• **PROVIDED INFORMATION**:
*** Begin section ***

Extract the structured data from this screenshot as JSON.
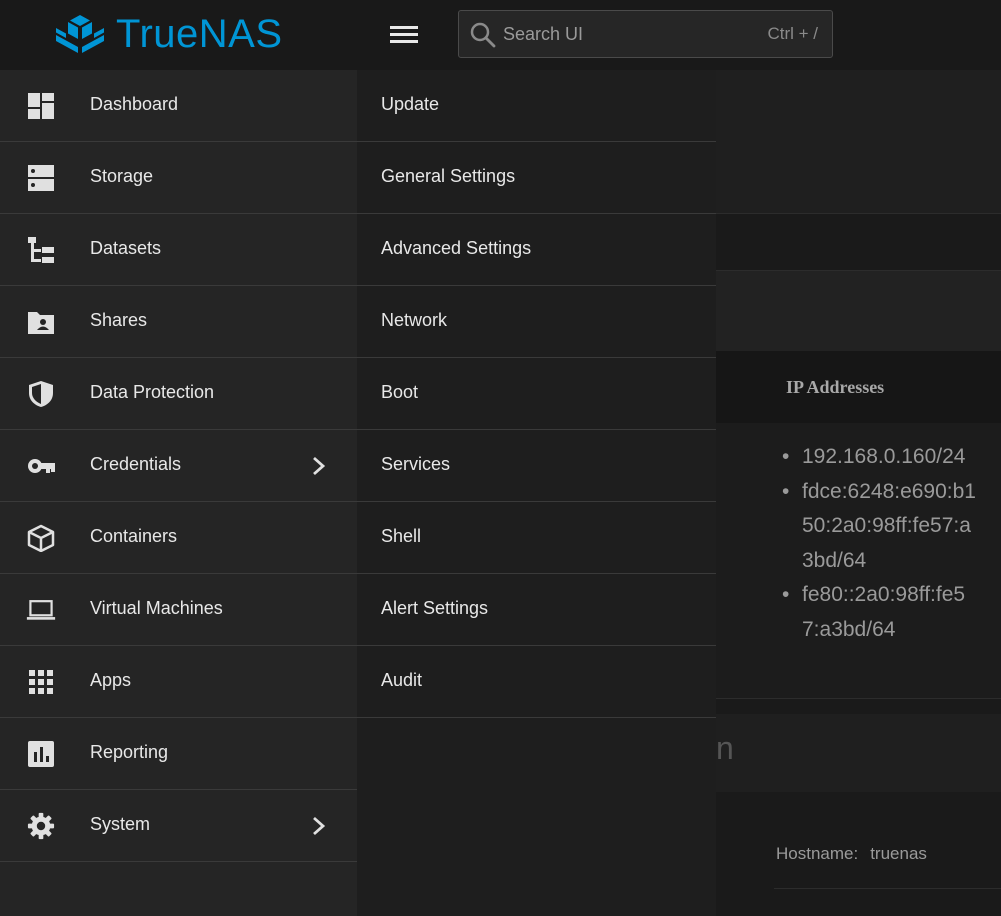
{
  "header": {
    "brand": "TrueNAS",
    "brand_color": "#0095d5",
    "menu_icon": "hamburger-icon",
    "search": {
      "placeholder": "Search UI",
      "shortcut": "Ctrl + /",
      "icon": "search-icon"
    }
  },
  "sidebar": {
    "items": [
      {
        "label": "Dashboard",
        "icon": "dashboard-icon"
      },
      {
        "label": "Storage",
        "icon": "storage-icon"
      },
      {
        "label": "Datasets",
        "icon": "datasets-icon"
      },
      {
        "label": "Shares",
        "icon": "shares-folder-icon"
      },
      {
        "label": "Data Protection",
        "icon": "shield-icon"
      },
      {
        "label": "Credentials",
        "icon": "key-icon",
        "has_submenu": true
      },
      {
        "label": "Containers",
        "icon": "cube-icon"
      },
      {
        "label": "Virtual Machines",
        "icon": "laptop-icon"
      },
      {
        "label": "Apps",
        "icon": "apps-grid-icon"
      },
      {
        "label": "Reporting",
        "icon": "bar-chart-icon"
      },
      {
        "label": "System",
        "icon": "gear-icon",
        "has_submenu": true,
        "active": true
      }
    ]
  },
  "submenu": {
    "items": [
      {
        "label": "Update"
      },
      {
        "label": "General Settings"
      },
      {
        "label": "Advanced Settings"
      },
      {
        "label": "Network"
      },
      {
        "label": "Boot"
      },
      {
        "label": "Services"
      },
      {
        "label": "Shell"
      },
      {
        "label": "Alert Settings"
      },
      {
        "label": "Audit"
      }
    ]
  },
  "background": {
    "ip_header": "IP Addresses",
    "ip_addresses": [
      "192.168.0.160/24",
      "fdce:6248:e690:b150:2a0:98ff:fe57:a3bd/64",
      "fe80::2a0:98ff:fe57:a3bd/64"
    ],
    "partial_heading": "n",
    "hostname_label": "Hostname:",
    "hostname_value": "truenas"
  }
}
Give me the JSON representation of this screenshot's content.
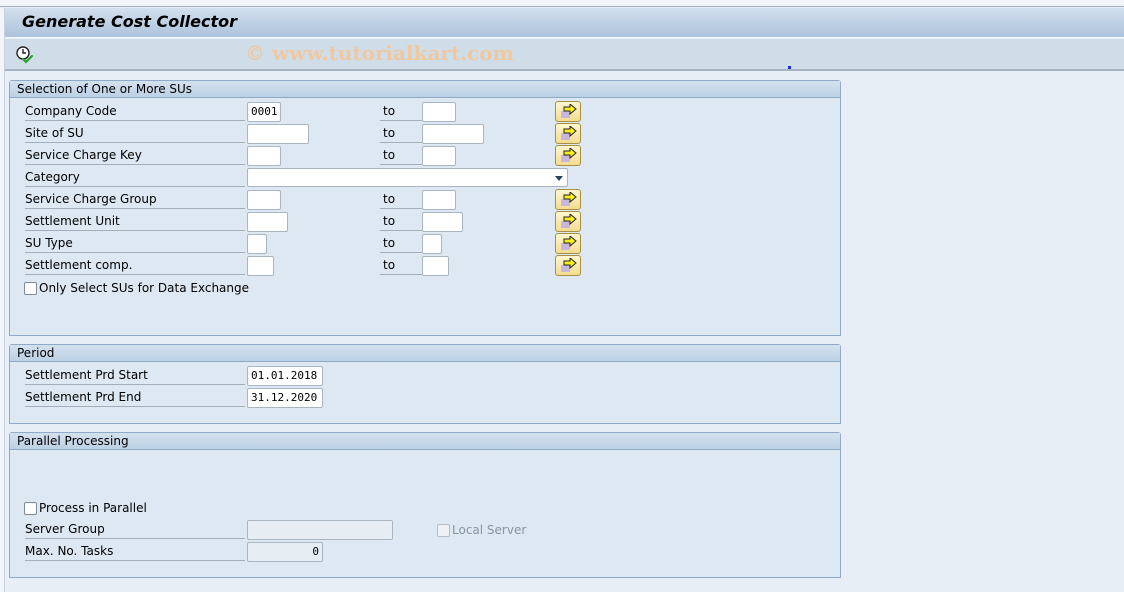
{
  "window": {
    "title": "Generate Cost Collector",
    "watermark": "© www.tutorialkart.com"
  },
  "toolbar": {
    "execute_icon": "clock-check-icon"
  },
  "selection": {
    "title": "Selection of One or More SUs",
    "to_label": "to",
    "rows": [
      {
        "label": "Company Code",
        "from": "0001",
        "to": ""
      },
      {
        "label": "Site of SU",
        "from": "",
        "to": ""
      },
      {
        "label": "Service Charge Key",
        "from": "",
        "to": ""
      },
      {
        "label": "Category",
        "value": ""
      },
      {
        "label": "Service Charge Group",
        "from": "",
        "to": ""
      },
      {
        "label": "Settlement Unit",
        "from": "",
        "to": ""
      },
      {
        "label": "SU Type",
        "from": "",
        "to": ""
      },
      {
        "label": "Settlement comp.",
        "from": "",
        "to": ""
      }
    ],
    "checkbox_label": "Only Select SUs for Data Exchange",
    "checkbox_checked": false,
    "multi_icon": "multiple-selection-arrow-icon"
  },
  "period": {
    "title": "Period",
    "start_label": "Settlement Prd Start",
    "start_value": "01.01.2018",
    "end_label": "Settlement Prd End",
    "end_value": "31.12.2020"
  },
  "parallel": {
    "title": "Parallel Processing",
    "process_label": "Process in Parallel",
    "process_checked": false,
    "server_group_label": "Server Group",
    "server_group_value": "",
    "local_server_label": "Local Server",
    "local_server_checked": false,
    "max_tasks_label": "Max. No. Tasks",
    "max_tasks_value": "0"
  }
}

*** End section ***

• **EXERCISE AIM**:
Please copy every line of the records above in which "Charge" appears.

• **REPLY**:
        "label": "Service Charge Key",
        "label": "Service Charge Group",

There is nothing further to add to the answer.